So sunny was the day I had to climb the cliffs to get closer to the sky. So wide was the bay I had to keep turning to expand my eyes with the view. So vast were the headlands and sea I had to spread my arms in imitation. So acute was the enthusiasm I had to try very, very hard not to shout “Thank you” to the heavens.
Why didn’t I? Ah but a sudden spontaneous one-man prayer meeting would have been no more acceptable than sidling up to a nearby shrub and chatting with the nature spirits. Or complimenting the sylphs of the air on their combination of oxygen, ozone and sunlight.
You just don’t do these things.
Let’s return to that spread-arm posture and note the symptoms. If you’re expanding like that you’ll be straightening the spine. You’ll be stretching the neck. You’ll be lifting the head. What’s more, you’ll be filling the lungs, you’ll be deepening the breath, you’ll be boosting the blood circulation.
Okay, let’s look at the opposite now. Let’s say it’s an overcast day, a cold day, a drizzling day. How’s the posture? Shoulders hunched, head aimed down, spine bent, breathing cramped, abdomen sagging, blood sluggish.
When we feel like that what do we do to feel better? Treat ourselves to a Big Mac? Go for a giant cup cake? Buy some expensive clothes? Cover ourselves in bling? Go home and flop in front of the home cinema system? Go online and order a better home cinema system? Go online and order a better online system? Order clothes, bling, takeaways, a new body, a new life?
I think of it as The Gap.

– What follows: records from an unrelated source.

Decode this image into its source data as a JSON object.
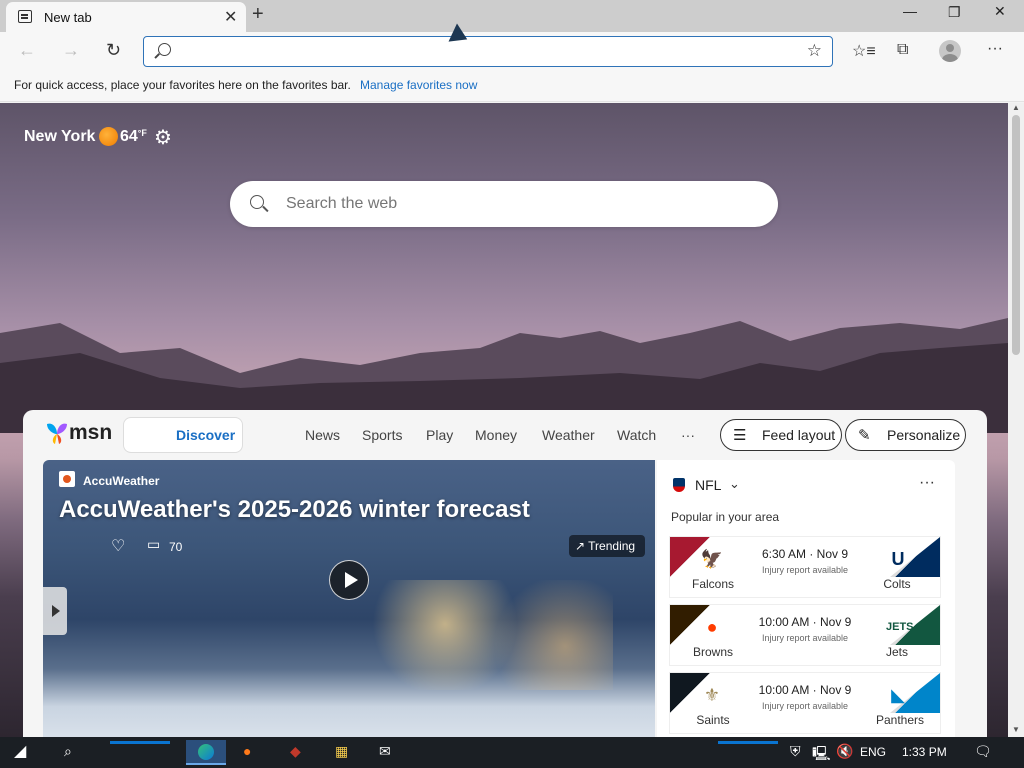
{
  "tab": {
    "title": "New tab",
    "close": "✕",
    "new_tab": "+"
  },
  "window": {
    "minimize": "—",
    "restore": "❐",
    "close": "✕"
  },
  "toolbar": {
    "back": "←",
    "forward": "→",
    "reload": "↻",
    "address_value": "",
    "favorite": "☆",
    "favorites": "☆≡",
    "collections": "⧉",
    "more": "···"
  },
  "favbar": {
    "message": "For quick access, place your favorites here on the favorites bar.",
    "link": "Manage favorites now"
  },
  "weather": {
    "city": "New York",
    "temperature": "64",
    "unit": "°F",
    "settings": "⚙"
  },
  "search": {
    "placeholder": "Search the web"
  },
  "msn": {
    "logo": "msn",
    "discover": "Discover",
    "nav": [
      "News",
      "Sports",
      "Play",
      "Money",
      "Weather",
      "Watch",
      "···"
    ],
    "feed_layout": "Feed layout",
    "personalize": "Personalize",
    "hero": {
      "source": "AccuWeather",
      "headline": "AccuWeather's 2025-2026 winter forecast",
      "comments": "70",
      "trending": "↗ Trending"
    },
    "nfl": {
      "title": "NFL",
      "more": "···",
      "popular": "Popular in your area",
      "games": [
        {
          "home": "Falcons",
          "away": "Colts",
          "time": "6:30 AM · Nov 9",
          "status": "Injury report available",
          "home_color": "#a71930",
          "away_color": "#002c5f"
        },
        {
          "home": "Browns",
          "away": "Jets",
          "time": "10:00 AM · Nov 9",
          "status": "Injury report available",
          "home_color": "#311d00",
          "away_color": "#125740"
        },
        {
          "home": "Saints",
          "away": "Panthers",
          "time": "10:00 AM · Nov 9",
          "status": "Injury report available",
          "home_color": "#101820",
          "away_color": "#0085ca"
        }
      ]
    }
  },
  "taskbar": {
    "language": "ENG",
    "time": "1:33 PM"
  }
}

God got the sack a few decades ago. Nature and other spirits got the sack a few centuries ago. It’s hard to stretch out our arms any more and shout thank you to the air. Maybe if we can find a handy Titanic we can stand on the prow, conveniently supported by selfless pal, and turn our faces to the wind. But in the normal course of things, we’ve got a gap where the transcendent feeling ought to be.
We’re not climbing the sunlit cliffs of life. We’re not marvelling at the sunlit bay of life. We’re not spreading our arms at the sunlit sky of life. We’ve got a gap where all that ought to be. And we’re filling it with crap.
There are times when disbelief just isn’t worth it. Maybe not, you might say, but what’s the remedy? Same as if we’re watching a film or reading a book. What we need is what Samuel Taylor Coleridge (Rime of the Ancient Mariner etc) called ‘a willing suspension of disbelief’. It’s the magic carpet of story, the sorcery of narrative, the giddy flight of poetry or music.
So let’s suspend that disbelief. (We don’t need to give it the sack – too much of that sort of thing going on.) Let’s talk to the nature spirits, smile with the sylphs of the air, glory in the transcendent sun, spread our arms and shout Hallelujah to whoever or whatever seems right.
Let’s step into Dimensions Beyond.
That’s what this blog is about. It’s about anything and everything that takes us Beyond. It’s about – well, let’s compile a list – bestsellers like Harry Potter or Twilight; perennials like Lord of the Rings, The Alchemist, Jonathan Livingstone Seagull; popular TV like Buffy or Medium; films like Men who Stare at Goats or Ghost; classics such as Dante, Virgil, Milton, Goethe; science like dark matter, dark flow, quantum soup and the very substance of space; fringe science such as telepathy, psychical research and near death experiences; travellers' tales from the Beyond and how convincing or unconvincing they seem; speculating about worst fears and best hopes; speculating about hell and heaven; wondering about something between (borderland, purgatory); and so on.
So welcome to Dimensions Beyond, everybody. I hope you enjoy your visit!
May I invite you to make certain purchases? (I may? Why, thank you...)
(a) The Salamander Stone (by my most excellent and trusty pal, Mrs Me) from one of these outlets:
Direct from the publisher, Burst Books: click here
Amazon UK: click here
(b) The Two Worlds of Wellesley Tudor Pole (by Mrs Me’s most excellent and trusty pal, Me):
Amazon UK: click here
Amazon.com (US): click here
(You’ll be getting both of them? Well, that is an admirable choice, if I may say so...)